*** The input Section Begins ***

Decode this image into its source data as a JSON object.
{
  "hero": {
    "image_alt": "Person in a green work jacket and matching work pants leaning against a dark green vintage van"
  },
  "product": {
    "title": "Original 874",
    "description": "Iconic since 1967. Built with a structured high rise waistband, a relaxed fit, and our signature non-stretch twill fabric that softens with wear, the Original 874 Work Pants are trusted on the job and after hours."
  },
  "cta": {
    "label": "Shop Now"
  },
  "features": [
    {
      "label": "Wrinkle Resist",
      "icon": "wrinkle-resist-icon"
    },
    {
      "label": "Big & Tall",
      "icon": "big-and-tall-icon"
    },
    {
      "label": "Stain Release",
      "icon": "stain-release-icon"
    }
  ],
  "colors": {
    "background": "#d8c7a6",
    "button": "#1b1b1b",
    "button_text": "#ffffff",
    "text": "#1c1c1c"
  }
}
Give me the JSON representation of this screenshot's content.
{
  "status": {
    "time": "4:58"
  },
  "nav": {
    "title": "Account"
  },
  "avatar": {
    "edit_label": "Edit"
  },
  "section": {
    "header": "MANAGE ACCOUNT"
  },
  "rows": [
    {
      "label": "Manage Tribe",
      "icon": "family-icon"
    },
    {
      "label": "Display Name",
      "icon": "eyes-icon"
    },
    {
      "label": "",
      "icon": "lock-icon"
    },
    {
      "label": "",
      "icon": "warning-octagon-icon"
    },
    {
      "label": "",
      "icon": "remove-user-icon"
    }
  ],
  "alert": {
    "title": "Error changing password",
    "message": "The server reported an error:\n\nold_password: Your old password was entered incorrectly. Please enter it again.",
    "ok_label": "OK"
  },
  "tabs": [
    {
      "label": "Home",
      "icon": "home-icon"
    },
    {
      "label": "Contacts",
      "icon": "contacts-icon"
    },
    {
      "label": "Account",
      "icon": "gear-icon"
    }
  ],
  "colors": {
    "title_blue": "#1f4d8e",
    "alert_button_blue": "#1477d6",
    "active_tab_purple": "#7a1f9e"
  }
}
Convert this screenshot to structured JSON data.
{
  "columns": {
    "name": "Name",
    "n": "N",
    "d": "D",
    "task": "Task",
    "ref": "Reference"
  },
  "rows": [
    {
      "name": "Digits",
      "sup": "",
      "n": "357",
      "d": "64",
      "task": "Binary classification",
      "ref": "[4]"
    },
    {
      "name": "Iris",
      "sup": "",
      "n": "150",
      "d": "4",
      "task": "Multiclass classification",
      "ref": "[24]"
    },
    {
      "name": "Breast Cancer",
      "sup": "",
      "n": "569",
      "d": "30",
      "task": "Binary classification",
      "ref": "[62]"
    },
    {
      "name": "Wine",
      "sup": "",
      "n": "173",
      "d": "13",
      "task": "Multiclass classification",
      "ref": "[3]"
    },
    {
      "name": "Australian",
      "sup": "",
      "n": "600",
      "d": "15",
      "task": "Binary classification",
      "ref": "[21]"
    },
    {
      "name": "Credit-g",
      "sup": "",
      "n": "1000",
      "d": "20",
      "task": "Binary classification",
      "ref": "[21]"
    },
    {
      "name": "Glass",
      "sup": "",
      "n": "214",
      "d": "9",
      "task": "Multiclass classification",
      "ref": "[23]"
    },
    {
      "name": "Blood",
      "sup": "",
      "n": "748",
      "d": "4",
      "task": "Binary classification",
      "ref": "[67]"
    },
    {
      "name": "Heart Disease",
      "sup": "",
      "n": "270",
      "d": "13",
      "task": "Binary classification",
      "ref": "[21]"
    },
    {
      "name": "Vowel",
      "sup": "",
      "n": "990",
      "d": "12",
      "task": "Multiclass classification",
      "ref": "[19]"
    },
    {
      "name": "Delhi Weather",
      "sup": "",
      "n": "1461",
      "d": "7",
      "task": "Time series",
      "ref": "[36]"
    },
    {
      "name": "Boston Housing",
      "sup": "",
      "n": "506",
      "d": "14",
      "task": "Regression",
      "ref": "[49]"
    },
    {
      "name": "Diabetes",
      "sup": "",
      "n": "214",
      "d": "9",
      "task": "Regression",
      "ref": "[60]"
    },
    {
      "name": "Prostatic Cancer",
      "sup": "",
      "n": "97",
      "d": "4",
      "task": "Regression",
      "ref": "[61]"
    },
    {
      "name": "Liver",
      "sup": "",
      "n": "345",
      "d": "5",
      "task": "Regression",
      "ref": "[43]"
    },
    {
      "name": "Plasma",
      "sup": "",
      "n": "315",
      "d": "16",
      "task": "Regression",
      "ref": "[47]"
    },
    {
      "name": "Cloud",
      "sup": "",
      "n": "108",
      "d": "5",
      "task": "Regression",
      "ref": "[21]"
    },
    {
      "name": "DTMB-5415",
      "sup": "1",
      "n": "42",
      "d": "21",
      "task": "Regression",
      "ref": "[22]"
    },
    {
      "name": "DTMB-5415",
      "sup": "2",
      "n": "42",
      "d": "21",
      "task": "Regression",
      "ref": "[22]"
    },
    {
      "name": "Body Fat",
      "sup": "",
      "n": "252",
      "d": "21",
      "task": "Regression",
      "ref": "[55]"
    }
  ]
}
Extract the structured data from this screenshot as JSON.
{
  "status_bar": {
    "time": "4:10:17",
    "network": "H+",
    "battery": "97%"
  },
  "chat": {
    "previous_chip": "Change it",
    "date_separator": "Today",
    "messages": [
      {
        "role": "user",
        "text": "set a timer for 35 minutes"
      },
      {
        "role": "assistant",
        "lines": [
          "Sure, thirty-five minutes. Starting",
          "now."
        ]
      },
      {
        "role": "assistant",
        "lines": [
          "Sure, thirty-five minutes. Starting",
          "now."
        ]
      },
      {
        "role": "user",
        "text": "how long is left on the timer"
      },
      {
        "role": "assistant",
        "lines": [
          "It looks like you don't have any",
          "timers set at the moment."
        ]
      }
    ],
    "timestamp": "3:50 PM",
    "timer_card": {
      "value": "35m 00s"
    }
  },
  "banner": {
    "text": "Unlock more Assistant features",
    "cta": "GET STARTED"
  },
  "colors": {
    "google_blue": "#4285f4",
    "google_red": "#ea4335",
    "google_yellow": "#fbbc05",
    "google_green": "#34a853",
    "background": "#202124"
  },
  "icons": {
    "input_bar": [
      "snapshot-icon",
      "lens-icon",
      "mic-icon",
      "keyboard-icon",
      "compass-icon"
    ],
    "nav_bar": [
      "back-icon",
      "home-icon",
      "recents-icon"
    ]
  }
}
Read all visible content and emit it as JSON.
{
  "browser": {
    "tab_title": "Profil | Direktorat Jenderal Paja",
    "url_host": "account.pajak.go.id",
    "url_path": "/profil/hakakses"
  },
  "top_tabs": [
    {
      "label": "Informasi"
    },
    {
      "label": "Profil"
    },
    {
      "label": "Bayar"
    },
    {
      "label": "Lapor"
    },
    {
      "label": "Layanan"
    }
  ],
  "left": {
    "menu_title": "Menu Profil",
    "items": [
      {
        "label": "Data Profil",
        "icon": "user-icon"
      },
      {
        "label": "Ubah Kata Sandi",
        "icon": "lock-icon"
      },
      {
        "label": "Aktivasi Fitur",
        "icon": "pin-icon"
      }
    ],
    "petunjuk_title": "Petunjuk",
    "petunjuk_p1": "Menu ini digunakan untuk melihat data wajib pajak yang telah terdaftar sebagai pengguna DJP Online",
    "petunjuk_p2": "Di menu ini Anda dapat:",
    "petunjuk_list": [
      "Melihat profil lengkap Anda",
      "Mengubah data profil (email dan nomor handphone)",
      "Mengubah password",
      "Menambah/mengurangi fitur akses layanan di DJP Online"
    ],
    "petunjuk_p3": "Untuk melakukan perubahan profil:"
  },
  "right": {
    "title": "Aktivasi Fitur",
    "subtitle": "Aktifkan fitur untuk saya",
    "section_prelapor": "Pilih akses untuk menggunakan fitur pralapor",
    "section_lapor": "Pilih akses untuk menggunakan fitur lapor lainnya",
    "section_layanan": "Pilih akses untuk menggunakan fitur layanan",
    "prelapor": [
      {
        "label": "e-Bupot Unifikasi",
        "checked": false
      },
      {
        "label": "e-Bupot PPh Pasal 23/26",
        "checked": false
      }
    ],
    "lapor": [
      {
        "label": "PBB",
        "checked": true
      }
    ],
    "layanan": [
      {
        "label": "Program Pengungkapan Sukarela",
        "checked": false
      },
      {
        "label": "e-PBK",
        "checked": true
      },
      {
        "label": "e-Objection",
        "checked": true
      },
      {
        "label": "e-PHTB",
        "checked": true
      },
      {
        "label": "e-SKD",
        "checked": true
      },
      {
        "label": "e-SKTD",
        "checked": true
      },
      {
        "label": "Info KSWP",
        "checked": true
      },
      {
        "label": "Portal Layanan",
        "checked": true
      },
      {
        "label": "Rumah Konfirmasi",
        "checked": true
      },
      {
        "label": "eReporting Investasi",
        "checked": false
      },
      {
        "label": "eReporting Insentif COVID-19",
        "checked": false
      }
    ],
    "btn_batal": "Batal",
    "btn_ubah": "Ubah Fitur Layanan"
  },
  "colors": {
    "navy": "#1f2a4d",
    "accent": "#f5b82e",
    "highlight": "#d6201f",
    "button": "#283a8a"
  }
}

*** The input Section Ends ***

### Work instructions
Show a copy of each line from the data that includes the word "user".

### Answer to the problem
      "icon": "remove-user-icon"
        "role": "user",
        "role": "user",
        "icon": "user-icon"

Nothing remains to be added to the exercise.